A suspension fork is only useful for bumpy trails with rocks sticking out of the surface. In my experience, they don't absorb tiny bumps (like gravel) or vibration. Unless you are riding on bumpy singletrack trails, a suspension fork doesn't do much. What makes the most difference for comfort is the size of the tires. Wider tires (35mm, or better yet, 40mm) absorb a lot of small bumps and make the ride a lot more comfortable. This is mostly because you can run wider tires at lower pressure, whereas narrow tires need high pressure and tend to feel rock-hard. The tires on the cyclocross bike you linked to are 35mm, which is pretty decent, but 38mm would be better. Maybe that bike can accomodate 38mm or 40mm tires, which would be good.

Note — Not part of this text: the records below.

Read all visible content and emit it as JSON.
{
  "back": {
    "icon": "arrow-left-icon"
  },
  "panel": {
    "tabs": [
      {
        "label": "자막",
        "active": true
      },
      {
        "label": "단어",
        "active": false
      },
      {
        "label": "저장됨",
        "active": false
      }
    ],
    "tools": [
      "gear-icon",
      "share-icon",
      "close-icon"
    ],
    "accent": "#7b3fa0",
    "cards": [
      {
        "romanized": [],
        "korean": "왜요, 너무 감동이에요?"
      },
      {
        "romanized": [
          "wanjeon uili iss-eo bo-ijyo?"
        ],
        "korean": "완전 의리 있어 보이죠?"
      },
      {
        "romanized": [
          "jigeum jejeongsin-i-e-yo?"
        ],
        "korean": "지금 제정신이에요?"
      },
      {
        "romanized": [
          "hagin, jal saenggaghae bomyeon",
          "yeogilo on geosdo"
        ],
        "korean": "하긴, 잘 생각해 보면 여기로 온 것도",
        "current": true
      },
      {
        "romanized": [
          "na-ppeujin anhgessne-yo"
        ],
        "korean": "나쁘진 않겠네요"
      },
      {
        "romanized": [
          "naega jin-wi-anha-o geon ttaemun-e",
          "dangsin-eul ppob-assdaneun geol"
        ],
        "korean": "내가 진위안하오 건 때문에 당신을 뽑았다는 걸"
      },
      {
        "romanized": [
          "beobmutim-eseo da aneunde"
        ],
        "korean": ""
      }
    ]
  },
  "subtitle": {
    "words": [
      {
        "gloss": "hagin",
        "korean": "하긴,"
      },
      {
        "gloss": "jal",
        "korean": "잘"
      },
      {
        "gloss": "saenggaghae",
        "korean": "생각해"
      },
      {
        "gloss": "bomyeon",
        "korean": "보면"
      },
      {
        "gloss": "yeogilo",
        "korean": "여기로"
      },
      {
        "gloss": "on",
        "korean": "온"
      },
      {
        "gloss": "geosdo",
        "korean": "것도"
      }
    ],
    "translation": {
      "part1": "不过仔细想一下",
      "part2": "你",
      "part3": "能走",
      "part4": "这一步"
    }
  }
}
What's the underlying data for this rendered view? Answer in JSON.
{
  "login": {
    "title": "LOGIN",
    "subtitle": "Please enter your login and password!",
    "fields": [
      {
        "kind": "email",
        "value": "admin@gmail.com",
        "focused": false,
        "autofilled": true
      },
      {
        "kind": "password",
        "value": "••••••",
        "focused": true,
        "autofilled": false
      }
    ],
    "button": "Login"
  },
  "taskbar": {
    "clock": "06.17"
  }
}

A lot of people are under the impression that some frames have magical properties that allow them to absorb vibration, but in my experience this is just wishful thinking. There may be a difference there, but it is tiny compared to the difference between thin tires and wide tires. Tire pressure makes a much bigger difference, with lower pressure being more comfortable.
You also asked about handlebars and lower gears. I used to ride only mountain bikes and have recently started riding a cyclocross bike. The more leaned-over position (lower handlebars) on the cyclocross bike is less comfortable and I'm getting a lot of pain in my shoulders and neck. However, the drop bars allow multiple different positions for my hands, which reduces pain in my hands on long rides compared to my mountain bike.
If you ride steep hills, you are going to miss the lower gears of your old bike. Unfortunately, the cyclocross bike you are considering has an 11-28 cassette and a 46-36 crank, which means that the lowest gear is 36/28 = 1.28, while your old bike had a lowest gear of 26/34 = 0.76. That is a huge difference !
The advantage of the cyclocross bike is that the drop handlebars are more comfortable for your hands on long rides (more than 2 hours) and you can go quite a bit faster due to the more aerodynamic position. My mountain bike with slick tires is very similar to your old bike, and I used to go around 16-17mph on that bike. With my cyclocross bike, I can usually go 19-21mph with similar effort. I'm just hoping that the pain in the shoulders and neck will go away as I get more used to this bike.
Bottom line: if you really enjoyed your old 'cross' bike and are concerned with comfort, then a cyclocross bike is probably not a good choice for you.